All lines in the material containing the word "search" need to be copied.
--- RAW DATA ---
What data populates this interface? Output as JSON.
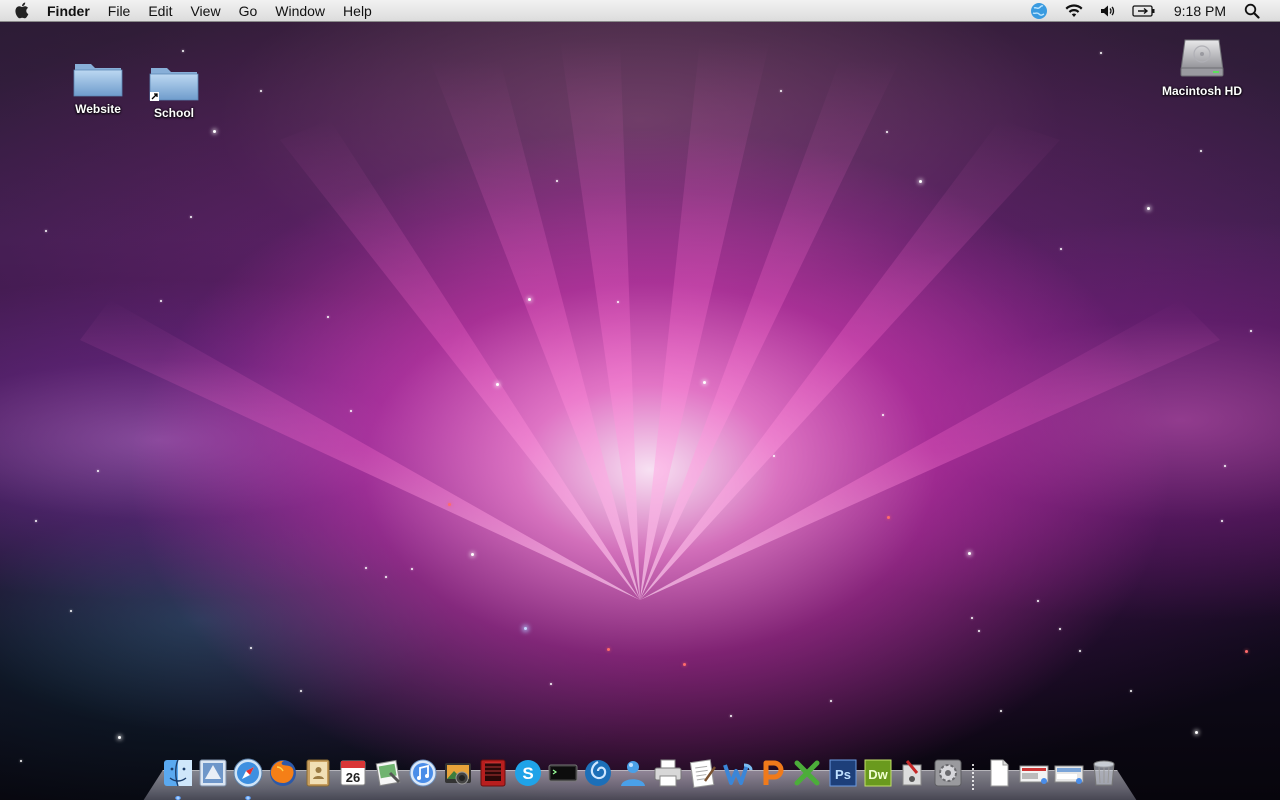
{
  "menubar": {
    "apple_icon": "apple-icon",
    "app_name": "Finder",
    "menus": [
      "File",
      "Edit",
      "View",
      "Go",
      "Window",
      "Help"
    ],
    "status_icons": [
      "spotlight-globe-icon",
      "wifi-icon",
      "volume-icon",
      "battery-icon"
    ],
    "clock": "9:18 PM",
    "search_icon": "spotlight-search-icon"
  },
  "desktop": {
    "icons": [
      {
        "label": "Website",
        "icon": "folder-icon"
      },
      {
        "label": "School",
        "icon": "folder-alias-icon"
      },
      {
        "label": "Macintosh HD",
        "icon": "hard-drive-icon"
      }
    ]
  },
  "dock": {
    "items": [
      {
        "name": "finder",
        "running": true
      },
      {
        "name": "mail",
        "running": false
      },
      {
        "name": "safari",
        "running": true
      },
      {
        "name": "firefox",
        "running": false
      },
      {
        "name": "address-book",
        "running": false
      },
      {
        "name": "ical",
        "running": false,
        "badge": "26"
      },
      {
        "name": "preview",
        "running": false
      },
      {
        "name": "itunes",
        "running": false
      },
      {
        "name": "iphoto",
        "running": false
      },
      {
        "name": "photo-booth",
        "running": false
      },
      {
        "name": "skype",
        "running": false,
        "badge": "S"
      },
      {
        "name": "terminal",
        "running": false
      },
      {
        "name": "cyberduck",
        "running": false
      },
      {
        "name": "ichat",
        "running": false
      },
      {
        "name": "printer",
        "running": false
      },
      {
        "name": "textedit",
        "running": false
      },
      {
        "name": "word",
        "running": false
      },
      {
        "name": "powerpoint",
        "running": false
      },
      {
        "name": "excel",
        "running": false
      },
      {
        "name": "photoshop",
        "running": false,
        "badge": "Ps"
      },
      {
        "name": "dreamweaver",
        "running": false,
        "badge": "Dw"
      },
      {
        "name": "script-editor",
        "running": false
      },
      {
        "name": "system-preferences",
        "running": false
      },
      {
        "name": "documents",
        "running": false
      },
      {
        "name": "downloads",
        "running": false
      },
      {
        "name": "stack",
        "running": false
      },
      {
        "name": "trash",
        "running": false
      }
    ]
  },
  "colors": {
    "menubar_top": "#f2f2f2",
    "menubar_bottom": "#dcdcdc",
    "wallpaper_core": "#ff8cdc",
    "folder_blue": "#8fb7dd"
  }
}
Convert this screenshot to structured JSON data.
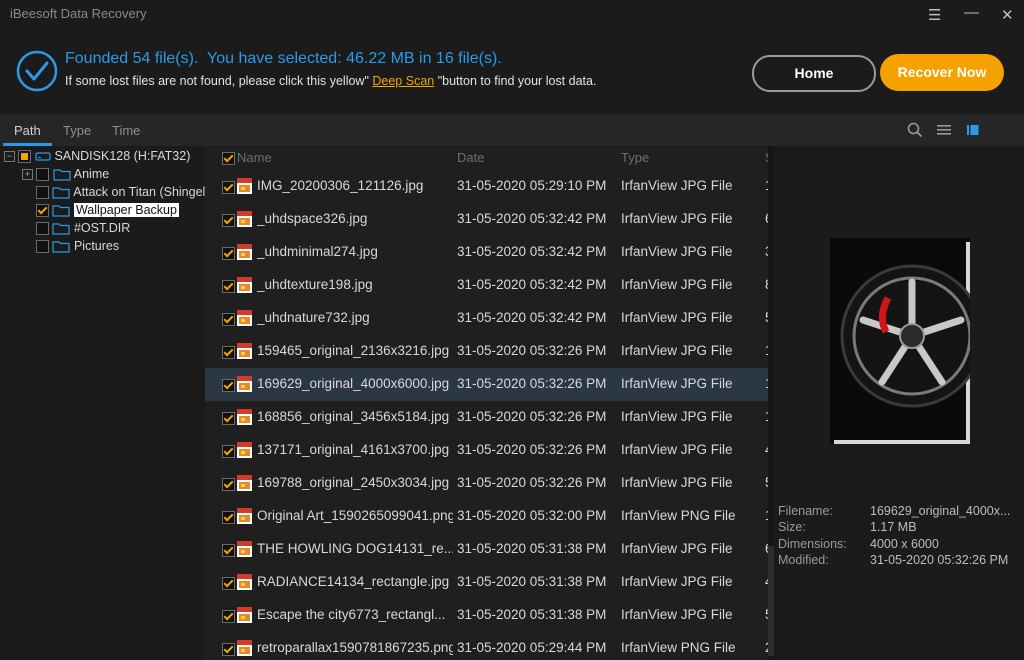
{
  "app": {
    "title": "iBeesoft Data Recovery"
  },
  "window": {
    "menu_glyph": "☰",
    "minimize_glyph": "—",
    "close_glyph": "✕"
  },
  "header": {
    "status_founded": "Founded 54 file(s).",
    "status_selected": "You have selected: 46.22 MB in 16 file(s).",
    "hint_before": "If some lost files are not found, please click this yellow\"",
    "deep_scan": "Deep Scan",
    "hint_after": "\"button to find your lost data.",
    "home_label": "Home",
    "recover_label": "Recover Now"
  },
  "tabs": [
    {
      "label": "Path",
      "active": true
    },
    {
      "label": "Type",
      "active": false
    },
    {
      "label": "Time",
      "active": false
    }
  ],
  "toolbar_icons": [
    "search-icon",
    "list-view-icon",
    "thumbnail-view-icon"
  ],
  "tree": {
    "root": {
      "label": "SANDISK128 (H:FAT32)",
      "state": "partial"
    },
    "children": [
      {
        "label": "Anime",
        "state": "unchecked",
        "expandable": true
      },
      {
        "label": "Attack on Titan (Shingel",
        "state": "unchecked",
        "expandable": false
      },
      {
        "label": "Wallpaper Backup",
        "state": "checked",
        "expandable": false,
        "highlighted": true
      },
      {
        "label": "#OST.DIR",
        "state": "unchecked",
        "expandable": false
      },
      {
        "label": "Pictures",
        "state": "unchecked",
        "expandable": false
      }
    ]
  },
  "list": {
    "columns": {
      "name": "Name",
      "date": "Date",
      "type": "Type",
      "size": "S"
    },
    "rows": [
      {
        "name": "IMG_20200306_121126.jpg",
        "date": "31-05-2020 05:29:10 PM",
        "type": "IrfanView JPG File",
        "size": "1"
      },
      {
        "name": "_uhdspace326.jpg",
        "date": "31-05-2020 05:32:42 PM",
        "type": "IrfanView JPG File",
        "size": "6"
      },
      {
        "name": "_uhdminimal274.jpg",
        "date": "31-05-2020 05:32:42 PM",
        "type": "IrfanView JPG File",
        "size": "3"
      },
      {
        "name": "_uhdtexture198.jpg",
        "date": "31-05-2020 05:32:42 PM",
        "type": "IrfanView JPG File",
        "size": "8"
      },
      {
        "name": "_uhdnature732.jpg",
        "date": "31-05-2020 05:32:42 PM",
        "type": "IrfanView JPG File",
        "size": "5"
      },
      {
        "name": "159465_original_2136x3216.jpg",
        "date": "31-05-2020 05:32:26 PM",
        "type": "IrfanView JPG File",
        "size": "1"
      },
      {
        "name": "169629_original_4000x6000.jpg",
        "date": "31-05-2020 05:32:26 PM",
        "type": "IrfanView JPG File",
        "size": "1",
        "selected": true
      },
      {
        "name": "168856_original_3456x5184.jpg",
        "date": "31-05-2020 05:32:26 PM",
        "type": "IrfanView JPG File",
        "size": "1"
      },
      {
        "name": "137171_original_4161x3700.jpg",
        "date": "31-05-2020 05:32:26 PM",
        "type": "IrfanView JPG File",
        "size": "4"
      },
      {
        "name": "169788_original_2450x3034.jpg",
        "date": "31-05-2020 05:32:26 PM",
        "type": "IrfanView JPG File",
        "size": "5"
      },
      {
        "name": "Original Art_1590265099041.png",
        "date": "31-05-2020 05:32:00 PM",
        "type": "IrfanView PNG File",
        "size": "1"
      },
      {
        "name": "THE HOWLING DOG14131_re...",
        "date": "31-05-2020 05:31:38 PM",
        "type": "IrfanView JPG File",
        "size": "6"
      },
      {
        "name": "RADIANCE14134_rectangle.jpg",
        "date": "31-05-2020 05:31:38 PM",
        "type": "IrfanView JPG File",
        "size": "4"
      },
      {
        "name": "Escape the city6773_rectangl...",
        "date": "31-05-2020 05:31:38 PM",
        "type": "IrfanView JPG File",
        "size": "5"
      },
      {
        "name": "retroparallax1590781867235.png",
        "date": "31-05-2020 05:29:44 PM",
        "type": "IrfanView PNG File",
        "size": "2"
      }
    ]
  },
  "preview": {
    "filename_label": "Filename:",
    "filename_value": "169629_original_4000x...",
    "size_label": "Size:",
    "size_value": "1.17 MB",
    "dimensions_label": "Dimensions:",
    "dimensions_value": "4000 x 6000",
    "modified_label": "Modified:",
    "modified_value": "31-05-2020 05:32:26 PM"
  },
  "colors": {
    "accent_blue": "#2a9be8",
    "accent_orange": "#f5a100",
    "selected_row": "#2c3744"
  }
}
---
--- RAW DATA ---
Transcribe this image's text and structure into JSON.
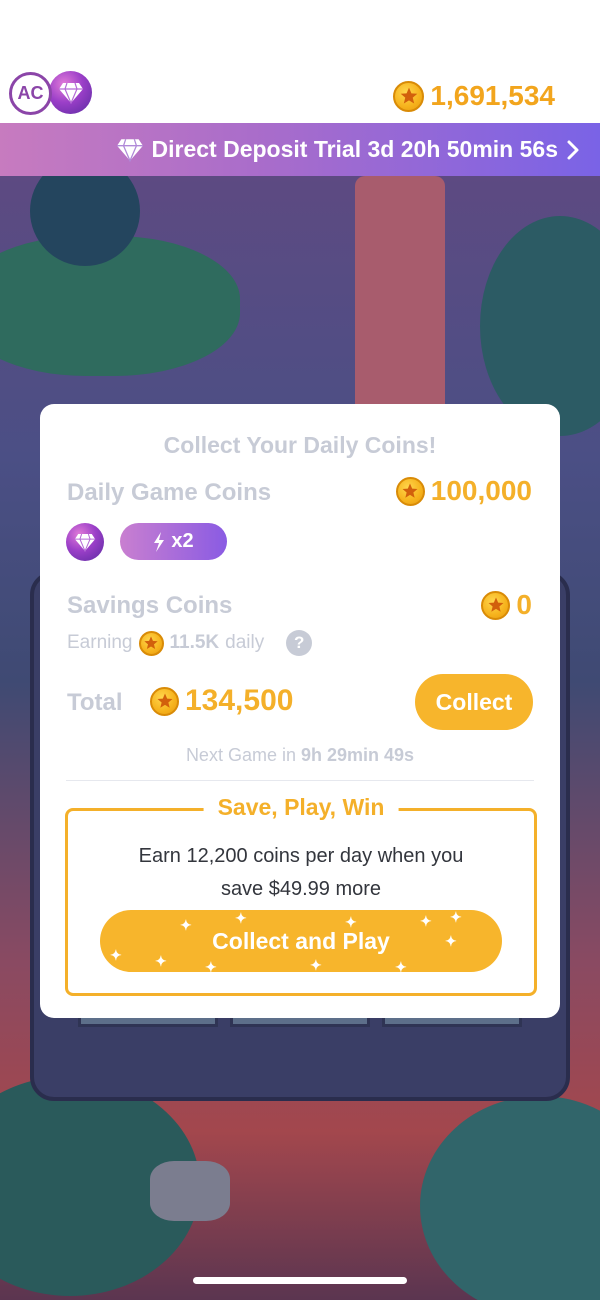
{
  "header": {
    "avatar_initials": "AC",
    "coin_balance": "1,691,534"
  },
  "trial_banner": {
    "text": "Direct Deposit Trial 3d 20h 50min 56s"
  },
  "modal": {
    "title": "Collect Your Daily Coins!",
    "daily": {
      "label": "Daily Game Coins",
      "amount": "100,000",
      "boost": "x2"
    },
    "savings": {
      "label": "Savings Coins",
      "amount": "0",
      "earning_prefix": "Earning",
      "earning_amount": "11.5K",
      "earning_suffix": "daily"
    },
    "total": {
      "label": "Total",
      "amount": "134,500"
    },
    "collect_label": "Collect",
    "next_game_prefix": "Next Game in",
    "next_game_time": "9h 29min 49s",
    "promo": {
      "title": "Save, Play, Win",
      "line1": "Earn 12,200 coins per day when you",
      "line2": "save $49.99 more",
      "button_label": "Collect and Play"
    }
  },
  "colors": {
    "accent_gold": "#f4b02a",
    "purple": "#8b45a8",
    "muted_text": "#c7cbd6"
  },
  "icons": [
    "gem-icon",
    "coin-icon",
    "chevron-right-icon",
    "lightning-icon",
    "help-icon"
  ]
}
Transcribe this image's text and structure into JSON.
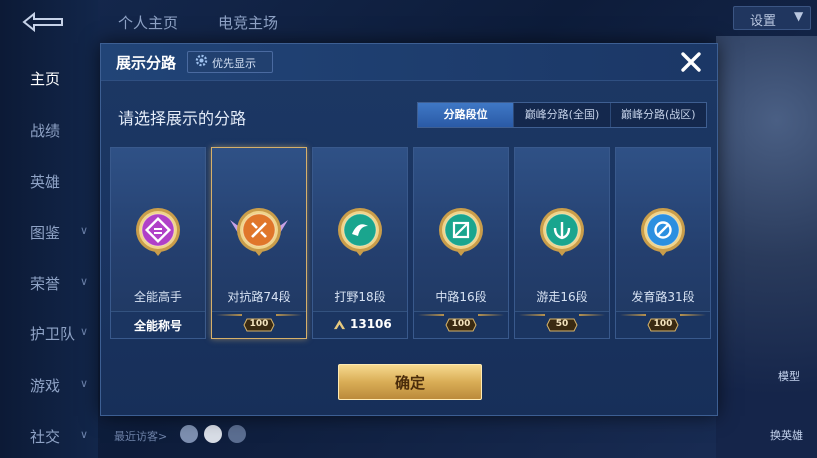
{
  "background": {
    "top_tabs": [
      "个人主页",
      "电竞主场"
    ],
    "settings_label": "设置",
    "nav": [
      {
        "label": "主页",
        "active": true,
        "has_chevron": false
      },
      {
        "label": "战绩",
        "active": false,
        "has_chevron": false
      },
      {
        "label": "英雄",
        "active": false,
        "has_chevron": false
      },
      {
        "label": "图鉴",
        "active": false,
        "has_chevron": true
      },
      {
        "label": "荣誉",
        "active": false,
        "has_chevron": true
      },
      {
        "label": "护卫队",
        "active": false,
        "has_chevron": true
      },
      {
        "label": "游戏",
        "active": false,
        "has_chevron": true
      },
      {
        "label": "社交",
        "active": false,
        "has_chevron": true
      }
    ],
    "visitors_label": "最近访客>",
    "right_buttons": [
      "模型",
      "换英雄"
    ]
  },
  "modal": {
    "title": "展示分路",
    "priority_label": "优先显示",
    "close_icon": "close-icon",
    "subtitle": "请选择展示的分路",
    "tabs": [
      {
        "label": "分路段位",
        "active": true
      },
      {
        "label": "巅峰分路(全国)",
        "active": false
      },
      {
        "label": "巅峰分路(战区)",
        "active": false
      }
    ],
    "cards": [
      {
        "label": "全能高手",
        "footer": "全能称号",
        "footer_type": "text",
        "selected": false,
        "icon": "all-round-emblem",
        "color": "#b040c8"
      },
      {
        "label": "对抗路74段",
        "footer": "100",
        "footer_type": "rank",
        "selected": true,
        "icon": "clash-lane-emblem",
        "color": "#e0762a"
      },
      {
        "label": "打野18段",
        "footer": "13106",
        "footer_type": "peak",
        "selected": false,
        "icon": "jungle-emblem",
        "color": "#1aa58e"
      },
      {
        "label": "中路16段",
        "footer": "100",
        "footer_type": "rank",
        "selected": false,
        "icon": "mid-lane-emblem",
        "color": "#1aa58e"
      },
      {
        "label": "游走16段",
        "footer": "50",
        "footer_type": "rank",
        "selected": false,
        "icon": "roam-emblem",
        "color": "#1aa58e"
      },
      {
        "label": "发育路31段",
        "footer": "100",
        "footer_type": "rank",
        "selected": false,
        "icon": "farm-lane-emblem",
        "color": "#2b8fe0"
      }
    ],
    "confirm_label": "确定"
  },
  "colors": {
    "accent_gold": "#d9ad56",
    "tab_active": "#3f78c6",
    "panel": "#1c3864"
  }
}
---
▸ **OUTPUT**:
    "search_icon": "spotlight-search-icon"
    "search-icon",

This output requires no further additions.